What are Wireframes?  It is a simple layout that outlines the specific size and placement of  site features, page elements, call-to-action areas (CTAs), and navigation of your site.  They are devoid of colour, font choices, logos, graphics, or any real design elements that can take away from focusing on the site’s structure and functionality.

Wireframe Examples

5 Reasons Why Wireframes are so Important to the Web Design Process:

  1. Wireframes Display Site Architecture Visually
    Wireframes take the sitemap and converts it into a visual framework that ensures all parties are on the same page before design and development begin.
  2. Wireframes Focus on Functionality and Priority of Content
    Creating wireframes forces everyone to look objectively at a website’s functionality, behaviour and priority of content.
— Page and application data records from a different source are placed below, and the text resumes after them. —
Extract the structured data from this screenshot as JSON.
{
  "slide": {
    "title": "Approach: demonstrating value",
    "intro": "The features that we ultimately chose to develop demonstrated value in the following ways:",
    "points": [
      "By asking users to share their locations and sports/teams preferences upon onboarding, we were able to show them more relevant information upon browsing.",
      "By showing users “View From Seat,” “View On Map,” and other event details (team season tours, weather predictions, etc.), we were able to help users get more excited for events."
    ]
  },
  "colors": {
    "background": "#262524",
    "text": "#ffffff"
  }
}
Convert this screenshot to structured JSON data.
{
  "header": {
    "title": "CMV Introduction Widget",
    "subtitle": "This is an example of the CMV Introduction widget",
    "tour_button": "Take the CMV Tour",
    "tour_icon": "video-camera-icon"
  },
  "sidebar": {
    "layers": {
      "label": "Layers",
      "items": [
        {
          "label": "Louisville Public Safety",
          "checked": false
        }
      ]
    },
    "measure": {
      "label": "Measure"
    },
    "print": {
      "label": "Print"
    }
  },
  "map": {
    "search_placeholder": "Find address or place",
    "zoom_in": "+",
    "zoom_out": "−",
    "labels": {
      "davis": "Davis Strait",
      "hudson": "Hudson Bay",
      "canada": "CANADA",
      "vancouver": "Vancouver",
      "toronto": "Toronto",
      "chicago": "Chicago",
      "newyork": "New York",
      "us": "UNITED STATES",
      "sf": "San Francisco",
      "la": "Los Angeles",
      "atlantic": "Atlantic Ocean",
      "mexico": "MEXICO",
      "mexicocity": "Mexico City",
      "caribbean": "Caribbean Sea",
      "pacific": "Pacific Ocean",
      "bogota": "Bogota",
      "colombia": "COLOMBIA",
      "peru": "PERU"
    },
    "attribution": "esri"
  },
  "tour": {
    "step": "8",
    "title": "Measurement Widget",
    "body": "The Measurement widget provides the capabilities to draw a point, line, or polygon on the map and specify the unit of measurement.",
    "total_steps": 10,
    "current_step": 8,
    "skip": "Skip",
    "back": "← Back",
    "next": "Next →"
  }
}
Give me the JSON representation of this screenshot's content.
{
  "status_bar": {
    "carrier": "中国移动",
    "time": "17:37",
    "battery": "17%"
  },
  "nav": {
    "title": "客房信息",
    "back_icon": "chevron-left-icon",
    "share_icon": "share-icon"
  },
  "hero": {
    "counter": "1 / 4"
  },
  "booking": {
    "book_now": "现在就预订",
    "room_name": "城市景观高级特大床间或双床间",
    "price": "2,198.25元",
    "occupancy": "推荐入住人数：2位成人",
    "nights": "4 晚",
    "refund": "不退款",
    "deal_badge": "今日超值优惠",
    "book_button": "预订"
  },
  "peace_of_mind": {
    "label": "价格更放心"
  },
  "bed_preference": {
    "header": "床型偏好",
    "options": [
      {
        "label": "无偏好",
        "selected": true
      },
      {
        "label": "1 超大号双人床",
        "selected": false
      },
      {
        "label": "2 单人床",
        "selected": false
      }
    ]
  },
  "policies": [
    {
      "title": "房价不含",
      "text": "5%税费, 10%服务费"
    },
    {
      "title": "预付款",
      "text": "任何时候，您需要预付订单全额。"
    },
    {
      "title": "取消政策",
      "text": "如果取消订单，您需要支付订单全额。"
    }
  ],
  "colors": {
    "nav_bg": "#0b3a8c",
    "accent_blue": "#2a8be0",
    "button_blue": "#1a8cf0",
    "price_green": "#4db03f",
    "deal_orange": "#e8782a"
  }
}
Wireframes will point out flaws in the site architecture and navigation.
  3. Wireframes Allow for Clarification of Features 
    Clients may not understand your jargon (ie/ Hero Image / CTAs / User     Experience…) so wireframing provides a clear communication to a client about how these features will function and where they will live on any specific page. Often prototyping or showing live examples of features allows the client to make an educated decision on whether that feature is the right experience for their customers.
  4. Wireframes Help Identify How Content Growth will Affect the Design
    Your website needs to accommodate growth of your business without impacting design, architecture or functionality. Wireframing lets you plan out how additional products and services will affect the layout and behaviour.
  5. Wireframes Save Time and Money 
    Wireframes avoid misunderstanding with the design team, and the development team. They allow clients (and other team members) to provide feedback earlier in the process, so that changes are not being made to full design mock-ups or after programming has been done, saving on additional costs to the entire project.

Once the wireframes are signed off on by all parties, they are then used as the base for the graphic design team as they take the content and creatively build out the brand experience.

Related Blog Posts:
Why a Responsive Website?

 

What is Your Creative Process?

Having a creative process is important for delivering a design project on time, on budget, and on strategy.Our Creative Process

Client Brief
Every successful project starts with a discussion with client to determine needs and budgets. This will better enable the creative director to write the initial creative brief for the design team.

Discovery: Research + Analysis
Researching and analysing the client’s industry, customers, and competitors will help define what the client’s needs are and determine their competitive advantage.

Brainstorm
The generation and sharing of ideas brings the creative juices to the forefront.

Execute Ideas
The design team takes the brainstorm ideas and develops concrete ideas to present to client.

Presentation to Client
The presentation of concepts to client allows for discussion on direction and strategy

Design Development
The design team takes chosen concept and discussion points through to process and development.

Refinements
Refine and finalize the design details, such as typesetting and photography touch-ups, before moving into production

Production
Final print or web ready artwork is followed through to proofing and printing or programming and testing.

Finished Product
Delivering the WOW factor to consumers for call to action.

Following through on the full creative process ensures that the client receives a product that delivers on all objectives. Next step: Track results!